Top court rejects appointee
OTTAWA—The Supreme Court of Canada delivered a stinging and unequivocal rebuke to the Conservative government today as it rejected Prime Minister Stephen Harper’s latest appointment to the high court’s ranks by a 6-1 margin.
The court said that Marc Nadon, the semi-retired Federal Court of Appeal judge from Quebec, is not eligible to sit on the court because he does not meet the specific requirements for the jurists appointed from that province.
Rocco Galati, the Toronto lawyer who first challenged the Nadon appointment, welcomed the court’s decision, but said it shouldn’t have fallen to an ordinary citizen to raise the issue.
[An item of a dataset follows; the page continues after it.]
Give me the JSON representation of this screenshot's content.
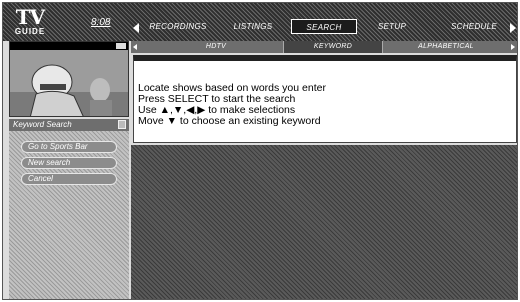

“When I started this, I was very, very clear and convinced that I was right and that this was as clear as a bell to me,” Galati said in an interview from India, where he is travelling.
“In the main, I think it’s a good decision, particularly on the larger issue of the constitutionalization of the court,” Galati noted.
“I’m very happy about that.
“That’s why I put my personal time, energy, and put frankly a lot of money into this that I’ll never get back, in order to clean up the government’s mess,” he added.
“The fact that the court has recognized that . . . the government cannot alter the composition of the court without constitutional amendment, I’m very happy about that as a constitutional lawyer,” Galati said.
The court said Parliament cannot unilaterally change the composition of the Supreme Court because its essential features are constitutionally protected under the Constitution Act.
Nadon was declared ineligible because he came from the Federal Court and did not meet the criteria of either coming from the Quebec Superior Court, the Quebec Court of Appeal, or being a current member of the Quebec bar.
The court’s opinion affects only Quebec appointments, which means there is no impact on current Supreme Court Justice Marshall Rothstein of Manitoba, whom Harper appointed from the Federal Court of Appeal in 2006.
The Tories amended the Supreme Court Act last year to allow the appointment of a jurist who is currently, or has in the past been, a member of the Quebec bar with at least 10 years standing—a provision that applies to Nadon.
At the same time, Harper referred the appointment to the Supreme Court for an opinion.
“The narrow question is thus whether he was eligible for appointment because he had previously been a member of the Quebec bar,” said the ruling, which—in a rare occurrence—was formally written by all six judges in the majority.
“In our view, the answer to this question is no: a current judge of the Federal Court of Appeal is not eligible for appointment.”
The only dissenter was Justice Michael Moldaver, a Harper appointee from Ontario.
The high court said the government did not have the authority to amend the Act, saying “the unanimous consent of Parliament and all provincial legislatures is required for amendments to the Constitution relating to the ‘composition of the Supreme Court.’”